** Opening Supplied information block **

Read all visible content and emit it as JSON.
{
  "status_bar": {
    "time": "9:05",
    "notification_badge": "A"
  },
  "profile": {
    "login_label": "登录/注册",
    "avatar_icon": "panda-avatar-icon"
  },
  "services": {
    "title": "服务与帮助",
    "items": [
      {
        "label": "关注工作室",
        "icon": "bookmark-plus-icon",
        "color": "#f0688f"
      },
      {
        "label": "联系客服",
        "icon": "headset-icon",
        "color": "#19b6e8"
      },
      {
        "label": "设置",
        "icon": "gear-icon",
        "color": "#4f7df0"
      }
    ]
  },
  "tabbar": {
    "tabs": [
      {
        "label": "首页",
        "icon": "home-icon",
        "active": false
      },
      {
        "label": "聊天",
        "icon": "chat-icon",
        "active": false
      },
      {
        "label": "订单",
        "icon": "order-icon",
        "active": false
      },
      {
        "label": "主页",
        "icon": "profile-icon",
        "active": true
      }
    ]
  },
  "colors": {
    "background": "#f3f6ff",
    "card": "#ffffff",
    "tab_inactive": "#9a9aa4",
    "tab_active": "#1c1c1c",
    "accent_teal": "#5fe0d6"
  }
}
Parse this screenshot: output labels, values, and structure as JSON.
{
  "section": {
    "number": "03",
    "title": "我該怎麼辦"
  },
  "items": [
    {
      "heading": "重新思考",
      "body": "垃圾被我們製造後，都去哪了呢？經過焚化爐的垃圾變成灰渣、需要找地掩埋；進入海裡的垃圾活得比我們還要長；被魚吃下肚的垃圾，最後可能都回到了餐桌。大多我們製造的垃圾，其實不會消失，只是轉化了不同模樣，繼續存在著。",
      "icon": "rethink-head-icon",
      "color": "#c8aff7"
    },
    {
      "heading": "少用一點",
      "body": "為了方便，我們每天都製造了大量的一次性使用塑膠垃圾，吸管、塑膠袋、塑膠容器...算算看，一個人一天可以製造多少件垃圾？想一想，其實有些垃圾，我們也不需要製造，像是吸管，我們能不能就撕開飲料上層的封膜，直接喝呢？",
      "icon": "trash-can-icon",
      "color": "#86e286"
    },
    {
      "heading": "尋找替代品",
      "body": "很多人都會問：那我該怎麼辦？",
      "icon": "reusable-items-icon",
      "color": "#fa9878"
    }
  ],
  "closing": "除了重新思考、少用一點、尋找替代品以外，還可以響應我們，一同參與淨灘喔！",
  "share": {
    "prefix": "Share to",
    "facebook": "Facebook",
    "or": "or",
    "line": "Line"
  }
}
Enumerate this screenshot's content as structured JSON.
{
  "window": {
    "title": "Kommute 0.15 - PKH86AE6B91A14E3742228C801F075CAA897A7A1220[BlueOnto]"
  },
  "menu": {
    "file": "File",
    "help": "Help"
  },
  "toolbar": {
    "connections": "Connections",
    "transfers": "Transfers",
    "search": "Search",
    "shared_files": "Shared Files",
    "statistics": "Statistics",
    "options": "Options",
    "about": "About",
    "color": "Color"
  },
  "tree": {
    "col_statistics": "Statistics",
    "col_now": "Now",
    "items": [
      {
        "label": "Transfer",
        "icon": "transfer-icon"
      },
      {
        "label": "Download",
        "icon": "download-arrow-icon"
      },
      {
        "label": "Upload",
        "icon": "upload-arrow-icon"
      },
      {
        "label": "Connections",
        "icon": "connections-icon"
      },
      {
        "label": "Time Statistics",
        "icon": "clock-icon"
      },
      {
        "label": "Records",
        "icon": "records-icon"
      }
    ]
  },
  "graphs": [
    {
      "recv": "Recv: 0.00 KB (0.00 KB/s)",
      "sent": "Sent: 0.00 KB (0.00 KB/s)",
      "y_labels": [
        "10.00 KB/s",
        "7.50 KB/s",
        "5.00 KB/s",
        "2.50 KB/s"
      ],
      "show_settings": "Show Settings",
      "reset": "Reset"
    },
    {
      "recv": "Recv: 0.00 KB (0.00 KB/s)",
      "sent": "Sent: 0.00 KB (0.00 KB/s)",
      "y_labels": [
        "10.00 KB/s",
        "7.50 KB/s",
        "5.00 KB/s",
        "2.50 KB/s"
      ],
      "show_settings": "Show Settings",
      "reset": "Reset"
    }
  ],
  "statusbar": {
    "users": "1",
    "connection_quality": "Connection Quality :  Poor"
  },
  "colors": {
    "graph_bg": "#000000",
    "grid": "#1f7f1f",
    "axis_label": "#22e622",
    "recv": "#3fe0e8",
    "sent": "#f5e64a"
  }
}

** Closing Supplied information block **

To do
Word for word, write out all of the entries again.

Result below
Read all visible content and emit it as JSON.
{
  "status_bar": {
    "time": "9:05",
    "notification_badge": "A"
  },
  "profile": {
    "login_label": "登录/注册",
    "avatar_icon": "panda-avatar-icon"
  },
  "services": {
    "title": "服务与帮助",
    "items": [
      {
        "label": "关注工作室",
        "icon": "bookmark-plus-icon",
        "color": "#f0688f"
      },
      {
        "label": "联系客服",
        "icon": "headset-icon",
        "color": "#19b6e8"
      },
      {
        "label": "设置",
        "icon": "gear-icon",
        "color": "#4f7df0"
      }
    ]
  },
  "tabbar": {
    "tabs": [
      {
        "label": "首页",
        "icon": "home-icon",
        "active": false
      },
      {
        "label": "聊天",
        "icon": "chat-icon",
        "active": false
      },
      {
        "label": "订单",
        "icon": "order-icon",
        "active": false
      },
      {
        "label": "主页",
        "icon": "profile-icon",
        "active": true
      }
    ]
  },
  "colors": {
    "background": "#f3f6ff",
    "card": "#ffffff",
    "tab_inactive": "#9a9aa4",
    "tab_active": "#1c1c1c",
    "accent_teal": "#5fe0d6"
  }
}
Parse this screenshot: output labels, values, and structure as JSON.
{
  "section": {
    "number": "03",
    "title": "我該怎麼辦"
  },
  "items": [
    {
      "heading": "重新思考",
      "body": "垃圾被我們製造後，都去哪了呢？經過焚化爐的垃圾變成灰渣、需要找地掩埋；進入海裡的垃圾活得比我們還要長；被魚吃下肚的垃圾，最後可能都回到了餐桌。大多我們製造的垃圾，其實不會消失，只是轉化了不同模樣，繼續存在著。",
      "icon": "rethink-head-icon",
      "color": "#c8aff7"
    },
    {
      "heading": "少用一點",
      "body": "為了方便，我們每天都製造了大量的一次性使用塑膠垃圾，吸管、塑膠袋、塑膠容器...算算看，一個人一天可以製造多少件垃圾？想一想，其實有些垃圾，我們也不需要製造，像是吸管，我們能不能就撕開飲料上層的封膜，直接喝呢？",
      "icon": "trash-can-icon",
      "color": "#86e286"
    },
    {
      "heading": "尋找替代品",
      "body": "很多人都會問：那我該怎麼辦？",
      "icon": "reusable-items-icon",
      "color": "#fa9878"
    }
  ],
  "closing": "除了重新思考、少用一點、尋找替代品以外，還可以響應我們，一同參與淨灘喔！",
  "share": {
    "prefix": "Share to",
    "facebook": "Facebook",
    "or": "or",
    "line": "Line"
  }
}
Enumerate this screenshot's content as structured JSON.
{
  "window": {
    "title": "Kommute 0.15 - PKH86AE6B91A14E3742228C801F075CAA897A7A1220[BlueOnto]"
  },
  "menu": {
    "file": "File",
    "help": "Help"
  },
  "toolbar": {
    "connections": "Connections",
    "transfers": "Transfers",
    "search": "Search",
    "shared_files": "Shared Files",
    "statistics": "Statistics",
    "options": "Options",
    "about": "About",
    "color": "Color"
  },
  "tree": {
    "col_statistics": "Statistics",
    "col_now": "Now",
    "items": [
      {
        "label": "Transfer",
        "icon": "transfer-icon"
      },
      {
        "label": "Download",
        "icon": "download-arrow-icon"
      },
      {
        "label": "Upload",
        "icon": "upload-arrow-icon"
      },
      {
        "label": "Connections",
        "icon": "connections-icon"
      },
      {
        "label": "Time Statistics",
        "icon": "clock-icon"
      },
      {
        "label": "Records",
        "icon": "records-icon"
      }
    ]
  },
  "graphs": [
    {
      "recv": "Recv: 0.00 KB (0.00 KB/s)",
      "sent": "Sent: 0.00 KB (0.00 KB/s)",
      "y_labels": [
        "10.00 KB/s",
        "7.50 KB/s",
        "5.00 KB/s",
        "2.50 KB/s"
      ],
      "show_settings": "Show Settings",
      "reset": "Reset"
    },
    {
      "recv": "Recv: 0.00 KB (0.00 KB/s)",
      "sent": "Sent: 0.00 KB (0.00 KB/s)",
      "y_labels": [
        "10.00 KB/s",
        "7.50 KB/s",
        "5.00 KB/s",
        "2.50 KB/s"
      ],
      "show_settings": "Show Settings",
      "reset": "Reset"
    }
  ],
  "statusbar": {
    "users": "1",
    "connection_quality": "Connection Quality :  Poor"
  },
  "colors": {
    "graph_bg": "#000000",
    "grid": "#1f7f1f",
    "axis_label": "#22e622",
    "recv": "#3fe0e8",
    "sent": "#f5e64a"
  }
}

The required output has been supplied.